TASK STATEMENT: Tell me how many lines in the data below hold the string "screenshot", and say nothing else.

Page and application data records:
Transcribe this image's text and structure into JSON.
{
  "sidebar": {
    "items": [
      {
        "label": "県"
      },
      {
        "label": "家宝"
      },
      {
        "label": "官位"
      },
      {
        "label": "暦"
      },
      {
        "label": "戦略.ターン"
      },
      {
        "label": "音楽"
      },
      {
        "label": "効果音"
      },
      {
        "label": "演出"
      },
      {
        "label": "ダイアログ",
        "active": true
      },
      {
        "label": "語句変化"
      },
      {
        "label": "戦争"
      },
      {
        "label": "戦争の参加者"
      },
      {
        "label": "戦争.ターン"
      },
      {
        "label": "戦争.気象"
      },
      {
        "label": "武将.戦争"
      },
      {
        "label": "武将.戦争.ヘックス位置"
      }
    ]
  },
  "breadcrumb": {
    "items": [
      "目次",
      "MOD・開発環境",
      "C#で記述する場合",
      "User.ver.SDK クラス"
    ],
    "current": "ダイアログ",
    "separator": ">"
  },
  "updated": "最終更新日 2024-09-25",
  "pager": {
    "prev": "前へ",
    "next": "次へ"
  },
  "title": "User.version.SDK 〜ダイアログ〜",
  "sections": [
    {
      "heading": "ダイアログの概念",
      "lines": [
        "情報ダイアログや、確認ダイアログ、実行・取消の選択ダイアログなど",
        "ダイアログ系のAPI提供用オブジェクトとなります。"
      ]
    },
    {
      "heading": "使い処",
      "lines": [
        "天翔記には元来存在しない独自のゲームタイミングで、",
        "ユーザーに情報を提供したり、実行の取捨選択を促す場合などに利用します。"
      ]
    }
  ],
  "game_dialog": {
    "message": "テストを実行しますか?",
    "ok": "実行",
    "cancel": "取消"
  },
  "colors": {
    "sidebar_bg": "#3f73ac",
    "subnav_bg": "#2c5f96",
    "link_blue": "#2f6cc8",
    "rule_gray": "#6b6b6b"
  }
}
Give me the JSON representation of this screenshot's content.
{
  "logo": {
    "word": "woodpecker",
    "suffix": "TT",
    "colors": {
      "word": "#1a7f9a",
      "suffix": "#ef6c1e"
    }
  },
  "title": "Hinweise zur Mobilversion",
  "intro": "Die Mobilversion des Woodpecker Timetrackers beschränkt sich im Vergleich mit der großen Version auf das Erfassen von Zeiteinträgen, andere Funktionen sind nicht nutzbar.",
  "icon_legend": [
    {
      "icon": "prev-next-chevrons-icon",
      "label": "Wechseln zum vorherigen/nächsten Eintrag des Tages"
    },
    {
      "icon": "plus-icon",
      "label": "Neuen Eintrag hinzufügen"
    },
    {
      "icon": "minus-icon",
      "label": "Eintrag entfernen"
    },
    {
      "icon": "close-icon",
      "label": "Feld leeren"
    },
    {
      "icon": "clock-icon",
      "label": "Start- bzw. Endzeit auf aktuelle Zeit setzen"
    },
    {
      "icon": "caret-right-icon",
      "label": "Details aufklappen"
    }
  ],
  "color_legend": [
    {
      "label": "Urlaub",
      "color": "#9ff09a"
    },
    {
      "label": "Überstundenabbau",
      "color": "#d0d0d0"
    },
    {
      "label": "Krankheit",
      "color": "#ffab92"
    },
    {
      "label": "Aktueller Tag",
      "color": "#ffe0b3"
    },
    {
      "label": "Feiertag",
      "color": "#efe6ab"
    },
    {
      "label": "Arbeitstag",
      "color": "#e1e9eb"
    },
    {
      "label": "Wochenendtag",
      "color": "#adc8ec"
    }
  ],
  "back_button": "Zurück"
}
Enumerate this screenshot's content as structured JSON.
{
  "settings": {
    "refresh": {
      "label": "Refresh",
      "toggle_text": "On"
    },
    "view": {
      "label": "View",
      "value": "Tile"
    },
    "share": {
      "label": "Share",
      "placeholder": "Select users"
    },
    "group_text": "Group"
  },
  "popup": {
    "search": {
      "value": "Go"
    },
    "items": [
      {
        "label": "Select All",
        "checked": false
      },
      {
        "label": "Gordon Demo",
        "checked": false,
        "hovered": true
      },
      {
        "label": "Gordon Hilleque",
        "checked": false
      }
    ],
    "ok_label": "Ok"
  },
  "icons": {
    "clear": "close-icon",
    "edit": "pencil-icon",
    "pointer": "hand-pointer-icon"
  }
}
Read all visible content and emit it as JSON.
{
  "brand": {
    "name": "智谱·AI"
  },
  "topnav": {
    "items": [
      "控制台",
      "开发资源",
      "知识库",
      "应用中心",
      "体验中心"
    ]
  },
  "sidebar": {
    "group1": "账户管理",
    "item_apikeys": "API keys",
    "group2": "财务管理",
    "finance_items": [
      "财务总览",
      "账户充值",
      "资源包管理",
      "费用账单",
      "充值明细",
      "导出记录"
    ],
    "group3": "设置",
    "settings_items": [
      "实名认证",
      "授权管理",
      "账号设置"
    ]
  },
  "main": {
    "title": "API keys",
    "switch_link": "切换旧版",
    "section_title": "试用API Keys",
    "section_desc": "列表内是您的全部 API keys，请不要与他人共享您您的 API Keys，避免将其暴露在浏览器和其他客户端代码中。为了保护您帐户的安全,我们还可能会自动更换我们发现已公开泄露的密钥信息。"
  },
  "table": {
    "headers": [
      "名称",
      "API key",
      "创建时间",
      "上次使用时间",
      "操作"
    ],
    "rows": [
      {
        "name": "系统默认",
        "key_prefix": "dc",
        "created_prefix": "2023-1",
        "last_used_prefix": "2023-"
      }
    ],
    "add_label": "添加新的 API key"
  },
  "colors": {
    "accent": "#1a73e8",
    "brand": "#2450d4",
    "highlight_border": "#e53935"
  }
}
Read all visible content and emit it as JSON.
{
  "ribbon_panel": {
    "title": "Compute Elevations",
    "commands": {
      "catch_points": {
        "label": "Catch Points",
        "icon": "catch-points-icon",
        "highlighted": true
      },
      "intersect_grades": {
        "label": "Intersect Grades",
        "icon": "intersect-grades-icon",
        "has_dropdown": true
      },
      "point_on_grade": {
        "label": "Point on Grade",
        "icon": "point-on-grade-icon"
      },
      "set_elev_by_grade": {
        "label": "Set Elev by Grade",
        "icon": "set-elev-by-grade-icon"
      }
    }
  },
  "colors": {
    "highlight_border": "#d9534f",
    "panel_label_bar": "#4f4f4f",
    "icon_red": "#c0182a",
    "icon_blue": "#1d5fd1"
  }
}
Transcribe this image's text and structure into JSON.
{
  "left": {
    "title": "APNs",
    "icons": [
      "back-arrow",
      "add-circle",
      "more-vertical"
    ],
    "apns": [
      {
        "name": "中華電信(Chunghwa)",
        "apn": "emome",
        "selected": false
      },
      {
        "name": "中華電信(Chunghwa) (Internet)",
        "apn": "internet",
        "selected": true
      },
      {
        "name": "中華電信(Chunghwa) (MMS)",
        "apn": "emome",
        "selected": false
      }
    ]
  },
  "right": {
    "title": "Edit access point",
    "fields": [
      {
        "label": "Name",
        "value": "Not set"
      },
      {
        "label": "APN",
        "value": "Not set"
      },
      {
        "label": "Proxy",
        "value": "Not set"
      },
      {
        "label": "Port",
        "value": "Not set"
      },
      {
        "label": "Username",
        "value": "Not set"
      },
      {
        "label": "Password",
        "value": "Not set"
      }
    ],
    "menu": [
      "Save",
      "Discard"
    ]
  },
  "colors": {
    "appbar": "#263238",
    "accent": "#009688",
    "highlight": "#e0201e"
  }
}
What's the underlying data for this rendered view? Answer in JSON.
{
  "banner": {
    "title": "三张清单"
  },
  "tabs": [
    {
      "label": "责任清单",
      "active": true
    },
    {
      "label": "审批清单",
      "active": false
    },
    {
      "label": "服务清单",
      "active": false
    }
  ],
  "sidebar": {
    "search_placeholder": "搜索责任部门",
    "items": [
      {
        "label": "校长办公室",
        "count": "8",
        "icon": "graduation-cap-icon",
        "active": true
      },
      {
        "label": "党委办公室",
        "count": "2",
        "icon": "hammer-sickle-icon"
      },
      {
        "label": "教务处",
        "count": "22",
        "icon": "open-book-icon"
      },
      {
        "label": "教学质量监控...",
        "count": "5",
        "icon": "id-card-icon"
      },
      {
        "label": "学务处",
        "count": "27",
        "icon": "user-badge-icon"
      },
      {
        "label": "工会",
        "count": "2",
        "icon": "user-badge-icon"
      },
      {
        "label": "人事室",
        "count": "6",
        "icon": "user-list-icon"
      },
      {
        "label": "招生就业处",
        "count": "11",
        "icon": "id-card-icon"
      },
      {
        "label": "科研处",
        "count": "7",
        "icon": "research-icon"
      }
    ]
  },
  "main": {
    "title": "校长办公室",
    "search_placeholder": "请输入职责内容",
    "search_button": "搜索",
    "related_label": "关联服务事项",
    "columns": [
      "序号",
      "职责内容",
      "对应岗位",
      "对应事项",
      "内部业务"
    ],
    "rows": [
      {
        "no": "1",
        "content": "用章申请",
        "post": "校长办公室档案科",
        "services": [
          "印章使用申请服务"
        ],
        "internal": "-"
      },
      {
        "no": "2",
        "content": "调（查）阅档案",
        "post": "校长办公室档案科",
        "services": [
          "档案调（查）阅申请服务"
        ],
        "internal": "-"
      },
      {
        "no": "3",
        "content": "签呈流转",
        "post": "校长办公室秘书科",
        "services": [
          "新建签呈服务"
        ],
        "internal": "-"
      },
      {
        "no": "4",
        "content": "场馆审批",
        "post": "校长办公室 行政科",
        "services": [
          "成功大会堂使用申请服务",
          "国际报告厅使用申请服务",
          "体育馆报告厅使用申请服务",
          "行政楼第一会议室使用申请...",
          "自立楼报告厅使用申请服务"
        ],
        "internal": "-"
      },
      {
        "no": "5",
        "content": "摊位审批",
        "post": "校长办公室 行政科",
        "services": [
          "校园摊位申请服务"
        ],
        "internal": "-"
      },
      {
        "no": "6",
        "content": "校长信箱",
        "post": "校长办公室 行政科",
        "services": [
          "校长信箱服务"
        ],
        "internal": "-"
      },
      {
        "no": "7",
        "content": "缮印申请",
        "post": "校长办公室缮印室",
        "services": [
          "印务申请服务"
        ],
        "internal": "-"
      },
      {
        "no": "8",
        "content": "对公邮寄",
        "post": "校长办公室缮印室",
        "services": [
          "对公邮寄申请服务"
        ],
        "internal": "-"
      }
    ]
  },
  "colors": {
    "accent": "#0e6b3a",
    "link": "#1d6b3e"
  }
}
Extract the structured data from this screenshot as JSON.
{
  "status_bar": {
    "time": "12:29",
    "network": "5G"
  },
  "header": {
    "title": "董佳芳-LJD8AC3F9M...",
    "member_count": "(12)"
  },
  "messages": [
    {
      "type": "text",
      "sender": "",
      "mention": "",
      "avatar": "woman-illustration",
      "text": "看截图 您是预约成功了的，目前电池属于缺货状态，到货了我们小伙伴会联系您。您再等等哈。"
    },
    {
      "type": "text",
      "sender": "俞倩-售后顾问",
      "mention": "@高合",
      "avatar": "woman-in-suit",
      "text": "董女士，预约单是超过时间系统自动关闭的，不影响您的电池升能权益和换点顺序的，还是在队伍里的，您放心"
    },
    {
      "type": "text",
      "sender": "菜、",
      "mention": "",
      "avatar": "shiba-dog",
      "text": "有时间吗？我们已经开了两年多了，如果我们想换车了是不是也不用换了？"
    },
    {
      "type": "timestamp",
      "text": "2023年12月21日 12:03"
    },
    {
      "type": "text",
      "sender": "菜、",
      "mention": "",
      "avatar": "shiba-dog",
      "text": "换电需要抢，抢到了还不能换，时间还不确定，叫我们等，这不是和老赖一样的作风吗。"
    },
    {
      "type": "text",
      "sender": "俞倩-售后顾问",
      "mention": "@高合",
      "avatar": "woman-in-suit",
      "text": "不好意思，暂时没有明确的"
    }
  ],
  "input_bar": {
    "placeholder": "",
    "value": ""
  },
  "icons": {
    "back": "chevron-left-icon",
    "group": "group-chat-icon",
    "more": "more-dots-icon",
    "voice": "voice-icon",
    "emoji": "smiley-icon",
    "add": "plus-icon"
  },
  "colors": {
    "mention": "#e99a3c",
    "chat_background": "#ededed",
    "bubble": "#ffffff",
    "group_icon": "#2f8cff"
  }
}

YOUR SOLUTION: 3